Good morning, Senator (or should I say "President-elect"?), and congratulations. You talked during your campaign about using the Internet to engage with regular folks, and surely you did. So did your opponent. The last time I checked, the two of you had amassed about two million friends between you on Facebook and MySpace, and another few hundred thousand followers on Twitter and YouTube.
I don't need to tell you how useful those networks were for fund-raising and organizing. Internet outreach brought in hundreds of millions of dollars in political donations, and Web video helped you distribute viral campaign spots. Reporters fawned over Web applications and online wikis that managed canvassers and phone banks. Certainly digital media was more important in this election than it had been in any other in the history of the country.

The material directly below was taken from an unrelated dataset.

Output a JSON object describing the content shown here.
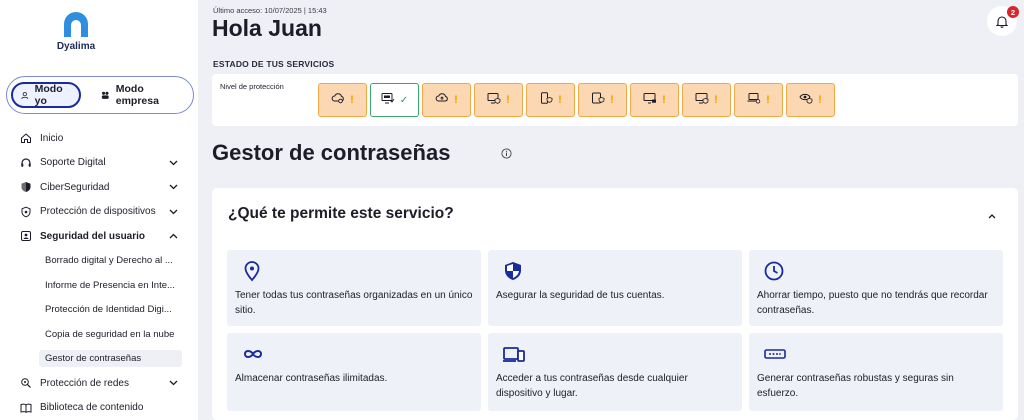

With your inauguration just a couple months away, you'll soon have the opportunity to convert your Web-enabled campaign -- and vast community of online supporters -- into a new kind of government. Forgive the jargon, but we're talking about White House 2.0. You now have the chance to give the executive branch a complete technological makeover, endowing it with all the extraordinary capabilities of the modern Internet. This isn't a partisan issue. A truly modern presidency would tap into the vigor and potential of all Americans, by means of searchable online databases, full-scale interactivity, and the distributed problem-solving that comes with social networks. For the first time ever, and under your leadership, the federal bureaucracy can become more accessible, more transparent and -- most important -- more effective than it's ever been.
These aren't just vague ideas and Webby catchphrases. A movement is building around the country -- indeed, around the world -- to work out how information technology might promote democracy and improve government. I've collected ideas from some of the engineers, activists and visionaries who are leading the way. And now I'd like to provide you with something of a wish list. How should you use the Internet to revolutionize government? A few suggestions.
Seldom have I ever read anything less worthy of reading, so I quit after 1 of 2. Hide everything on line where the old folks that actually vote do not venture. Science is good and the internet is good, but sometimes old is better.
Is. . . anyone worried about hacking?
I mean, modern computer users can get in to even the Pentagon and such. Some hackers can take over whole computers even. I'm canadian, and also very inexperienced : P. But how fool proof /IS/ the government's system?
There was a quote from an ex-CIA agent;
"Bring me 50 of the world's best hackers, and I will bring this country to its knees"
In order to set up an interactive community, AND online as well, there will need to be several hundreds of layers of security precautions. More so, what about leaks? Getting a hold of a government operator would be easier, and you could be breaking into servers in and out easily. As well, you'd have hundreds of members in such a community, and I don't think the president can handle ALL of them. You'd need thousands of staff, all trained to best answer questions. And even then, it's not really average american-president interaction. It's like talking to Kid's Help Phone, trying to figure out your life.
Thankfully, most of the data they are talking about providing online is already publicly available. Voting records are already online, but they're only listed by the bill that was voted on - it's not currently possible (at least on the government website) to select a senator and see that PERSON'S entire voting record.
Additionally, providing online community tools to make suggestions for bills, provide feedback to posted suggestions and such would need no more security than facebook, myspace, or whatever. All of that correspondence to senators, governors, etc are available for public request via a FOIA (Freedom of Information Act) request.
This article is talking, primarily, about enabling easier communication between elected officials and their constituency.
As a patent agent and active participant in Peer to Patent, I can say that this “crowdsourcing” approach to citizen government relations has merit. There’s a lot more work to be done, however. One of the challenges for the creative patent agent is to find a way to write a patent application that can be reviewed equally well by two very different audiences, the Peer- to-Patent reviewers, and USPTO patent examiners. This is no small feat, but for those that can master it, dramatically higher quality patents and much more efficient patent examination should result.
the system must have a progressing effect to boost a new generation of democracy